Celie narrates The Color Purple through a series of letters, most of which are addressed to God. She initially imagines God as an old white man, something like Dumbledore or Gandalf. But as a black woman who's been abused by men all her life, Celie eventually begins to rebel against this image of God. She begins to see God as genderless and raceless, a more universal being who wants humans to enjoy all aspects of life—from nature to sex to the color purple. Sure, this may be a different expression of spirituality than we're used to seeing, but we find it pretty darn inspiring. What would your God look like?
Questions About Religion
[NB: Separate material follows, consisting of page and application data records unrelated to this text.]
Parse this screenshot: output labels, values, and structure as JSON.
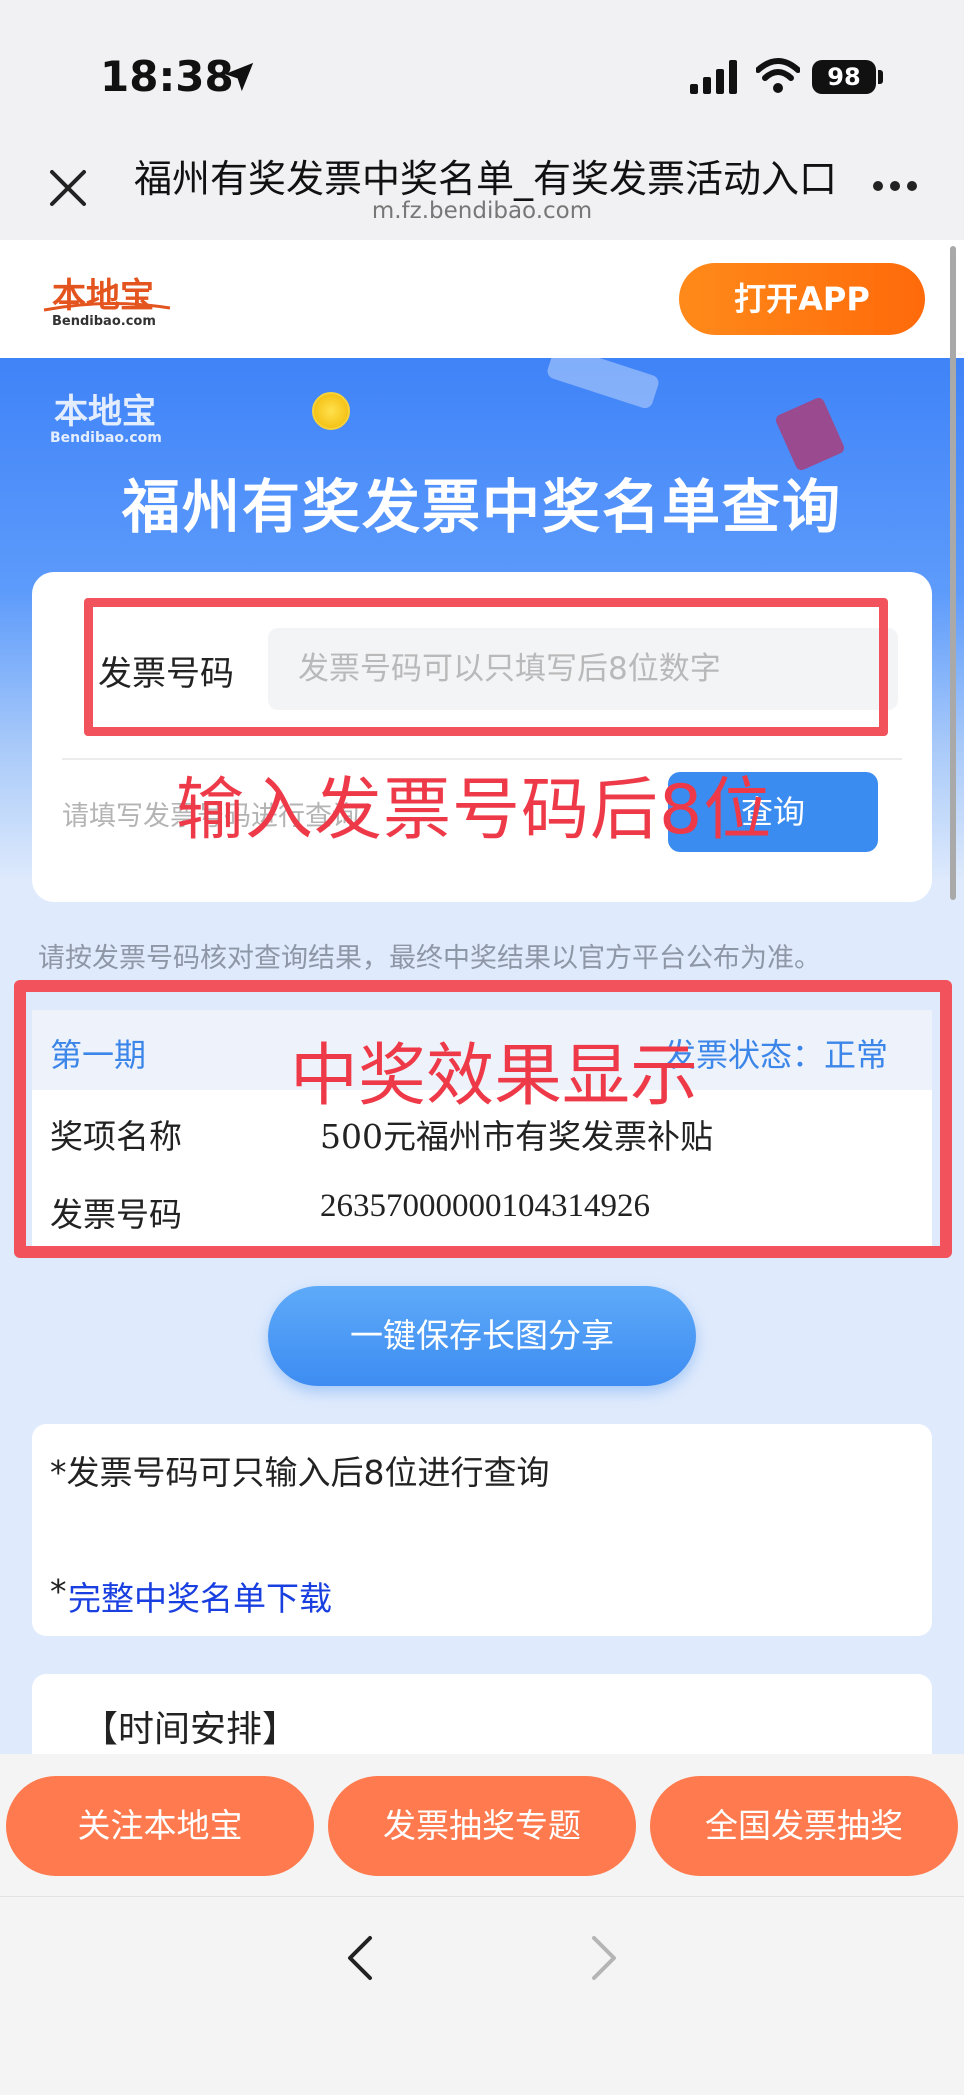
{
  "status_bar": {
    "time": "18:38",
    "battery": "98"
  },
  "browser": {
    "title": "福州有奖发票中奖名单_有奖发票活动入口",
    "url": "m.fz.bendibao.com"
  },
  "site_header": {
    "logo_cn": "本地宝",
    "logo_en": "Bendibao.com",
    "open_app_label": "打开APP"
  },
  "banner": {
    "logo_cn": "本地宝",
    "logo_en": "Bendibao.com",
    "title": "福州有奖发票中奖名单查询"
  },
  "query": {
    "invoice_label": "发票号码",
    "invoice_placeholder": "发票号码可以只填写后8位数字",
    "hint": "请填写发票号码进行查询",
    "button_label": "查询",
    "annotation": "输入发票号码后8位"
  },
  "note": "请按发票号码核对查询结果，最终中奖结果以官方平台公布为准。",
  "result": {
    "period": "第一期",
    "status": "发票状态：正常",
    "rows": [
      {
        "label": "奖项名称",
        "value": "500元福州市有奖发票补贴"
      },
      {
        "label": "发票号码",
        "value": "2635700000010431492​6"
      }
    ],
    "annotation": "中奖效果显示"
  },
  "share_button": "一键保存长图分享",
  "info": {
    "line1": "*发票号码可只输入后8位进行查询",
    "line2_prefix": "*",
    "line2_link": "完整中奖名单下载"
  },
  "time_section": {
    "title": "【时间安排】"
  },
  "action_bar": {
    "buttons": [
      "关注本地宝",
      "发票抽奖专题",
      "全国发票抽奖"
    ]
  },
  "colors": {
    "accent_blue": "#3b8cf0",
    "annotation_red": "#ee3a48",
    "action_orange": "#ff7a4e",
    "app_button_orange": "#ff6a0a"
  }
}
Are the characters in The Color Purple religious? Why or why not?
Does religion help any of the characters work through their problems or bear their suffering?
Are religion and faith the same thing to these characters?
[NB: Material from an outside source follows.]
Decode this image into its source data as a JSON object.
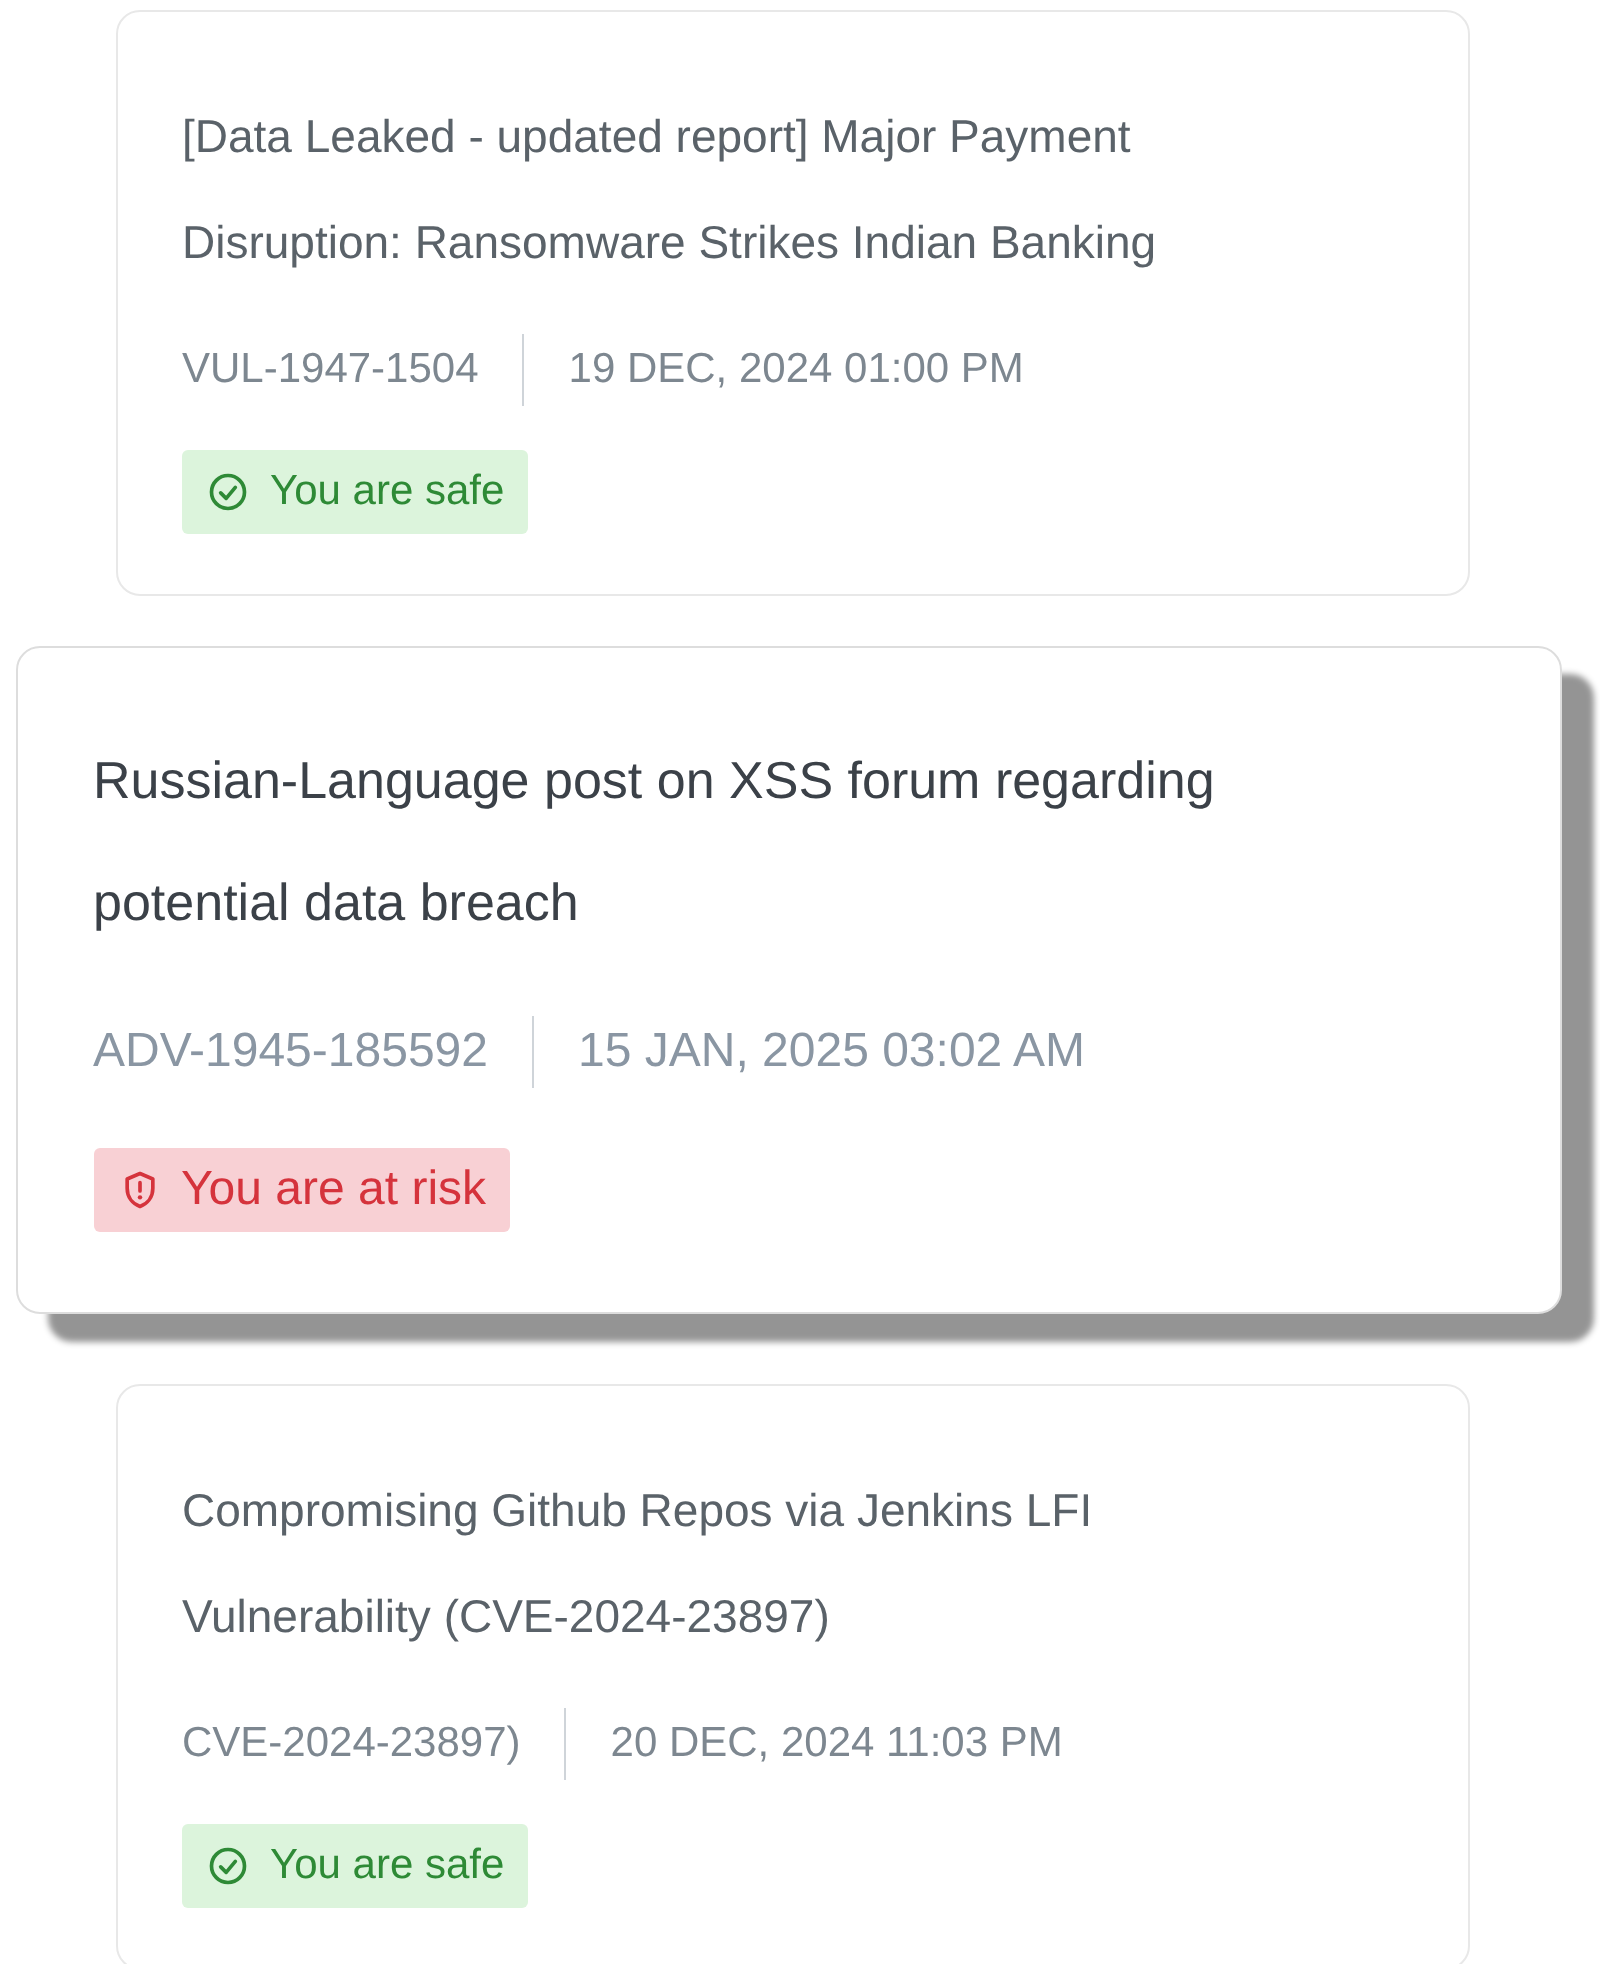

How do Celie's, Nettie's, and Samuel’s ideas about God and religion change over the course of the novel?
Chew on This
Though both Nettie and Celie make peace with God and their faith, they ultimately have no use for organized religion.